How Matt Damon is Fighting for Clean Drinking Water Around the World
If you have been following Matt Damon of late you probably have heard about the controversial comments about sexual misconduct in Hollywood he recently made.
“I really wished I listened a lot more before I weighed in on this,” Damon acknowledged to Kathie Lee Gifford on the Today Show this morning.
When Gifford commented that Damon was a good listener, the Oscar winner still didn’t let himself off the hook.
“No, well, not in this case,” he stressed. “Ultimately, what it is for me is that I don’t want to further anybody’s pain with anything that I do or say. So for that, I am really sorry.”
Talking specifically about the Time’s Up movement, Damon explained how the initiative is personal to him.
“A lot of those women are my dear friends and I love them and respect them and support what they’re doing and want to be a part of that change and want to go along for the ride, but I should get in the back seat and close my mouth for a while,” he said.
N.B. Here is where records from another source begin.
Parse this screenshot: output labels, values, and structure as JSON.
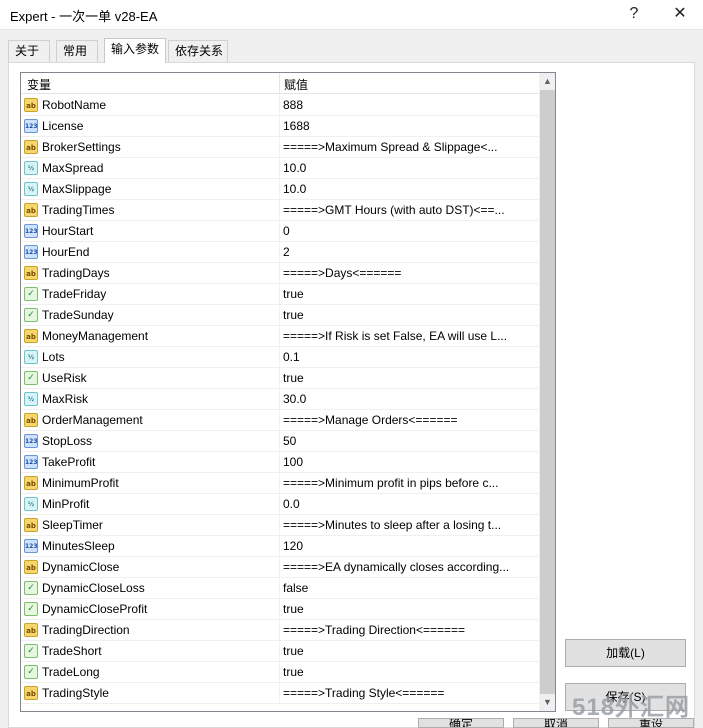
{
  "window": {
    "title": "Expert - 一次一单 v28-EA",
    "help_label": "?",
    "close_label": "✕"
  },
  "tabs": [
    {
      "label": "关于"
    },
    {
      "label": "常用"
    },
    {
      "label": "输入参数",
      "active": true
    },
    {
      "label": "依存关系"
    }
  ],
  "grid": {
    "col_variable": "变量",
    "col_value": "赋值",
    "scroll_up": "▲",
    "scroll_down": "▼",
    "rows": [
      {
        "type": "ab",
        "name": "RobotName",
        "value": "888"
      },
      {
        "type": "int",
        "name": "License",
        "value": "1688"
      },
      {
        "type": "ab",
        "name": "BrokerSettings",
        "value": "=====>Maximum Spread & Slippage<..."
      },
      {
        "type": "dbl",
        "name": "MaxSpread",
        "value": "10.0"
      },
      {
        "type": "dbl",
        "name": "MaxSlippage",
        "value": "10.0"
      },
      {
        "type": "ab",
        "name": "TradingTimes",
        "value": "=====>GMT Hours (with auto DST)<==..."
      },
      {
        "type": "int",
        "name": "HourStart",
        "value": "0"
      },
      {
        "type": "int",
        "name": "HourEnd",
        "value": "2"
      },
      {
        "type": "ab",
        "name": "TradingDays",
        "value": "=====>Days<======"
      },
      {
        "type": "bool",
        "name": "TradeFriday",
        "value": "true"
      },
      {
        "type": "bool",
        "name": "TradeSunday",
        "value": "true"
      },
      {
        "type": "ab",
        "name": "MoneyManagement",
        "value": "=====>If Risk is set False, EA will use L..."
      },
      {
        "type": "dbl",
        "name": "Lots",
        "value": "0.1"
      },
      {
        "type": "bool",
        "name": "UseRisk",
        "value": "true"
      },
      {
        "type": "dbl",
        "name": "MaxRisk",
        "value": "30.0"
      },
      {
        "type": "ab",
        "name": "OrderManagement",
        "value": "=====>Manage Orders<======"
      },
      {
        "type": "int",
        "name": "StopLoss",
        "value": "50"
      },
      {
        "type": "int",
        "name": "TakeProfit",
        "value": "100"
      },
      {
        "type": "ab",
        "name": "MinimumProfit",
        "value": "=====>Minimum profit in pips before c..."
      },
      {
        "type": "dbl",
        "name": "MinProfit",
        "value": "0.0"
      },
      {
        "type": "ab",
        "name": "SleepTimer",
        "value": "=====>Minutes to sleep after a losing t..."
      },
      {
        "type": "int",
        "name": "MinutesSleep",
        "value": "120"
      },
      {
        "type": "ab",
        "name": "DynamicClose",
        "value": "=====>EA dynamically closes according..."
      },
      {
        "type": "bool",
        "name": "DynamicCloseLoss",
        "value": "false"
      },
      {
        "type": "bool",
        "name": "DynamicCloseProfit",
        "value": "true"
      },
      {
        "type": "ab",
        "name": "TradingDirection",
        "value": "=====>Trading Direction<======"
      },
      {
        "type": "bool",
        "name": "TradeShort",
        "value": "true"
      },
      {
        "type": "bool",
        "name": "TradeLong",
        "value": "true"
      },
      {
        "type": "ab",
        "name": "TradingStyle",
        "value": "=====>Trading Style<======"
      }
    ]
  },
  "icons": {
    "ab": "string-type-icon",
    "int": "integer-type-icon",
    "dbl": "double-type-icon",
    "bool": "bool-type-icon"
  },
  "icon_glyphs": {
    "ab": "ab",
    "int": "123",
    "dbl": "½",
    "bool": "✓"
  },
  "buttons": {
    "load_label": "加载(L)",
    "save_label": "保存(S)",
    "ok_label": "确定",
    "cancel_label": "取消",
    "reset_label": "重设"
  },
  "watermark": "518外汇网"
}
While this was a story I was following as well, but I must say, Matt Damon seemed to be to have his heart in the right place and seems like an honorable and respectful person to me.
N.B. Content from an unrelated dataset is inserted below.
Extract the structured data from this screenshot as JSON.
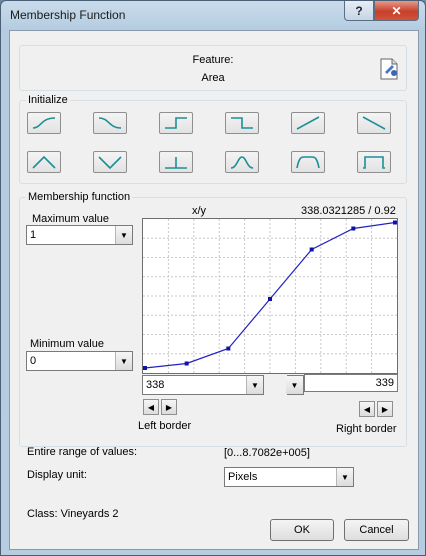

So enough said about that.
What really caught my attention about the 47 year-old actor is his passion for water conservation.
Town & Country interviewed the celebrity back in 2016 about his concerns and philanthropy.
The following comments say something to me about his integrity.
“Let me give it to you from my perspective,” Matt Damon says. We’re sitting on a couch in a Los Angeles studio, talking about lofty things: celebrities and their social causes, what he calls his own “journey to philanthropy,” and how it led him in 2009 to co-found the global nonprofit Water.org.
“Look, you’ve been told your whole life, as my friends and I have been told, that it is incumbent on you to be a good citizen and to help where you can,” says Damon, whose mother (an early childhood education professor) shared that imperative with him when he was in high school in Cambridge, Massachusetts, taking him on service trips to Mexico and Guatemala. “It really was a gift. It gave me an understanding early on of a world that was bigger than mine.
“I have my family, I have my career, and I have this,” Damon says of his commitment to Water.org.
“And then I became famous,” he says. “It’s surreal to suddenly wake up one day and have a larger sphere of influence than you ever anticipated. You genuinely want to do good in the world, but you’re going to make a lot of missteps.”
In the video clip above taken from The Today Show today, I want to emphasize on the positive of what a person of influence is doing about an important cause. One of many to be sure that we should be aware of.
So, thank you Mr. Damon for being honest about when you feel you have made a mistake and philanthropic for a worthy cause.
You are someone that uses your influence which is a gift for good.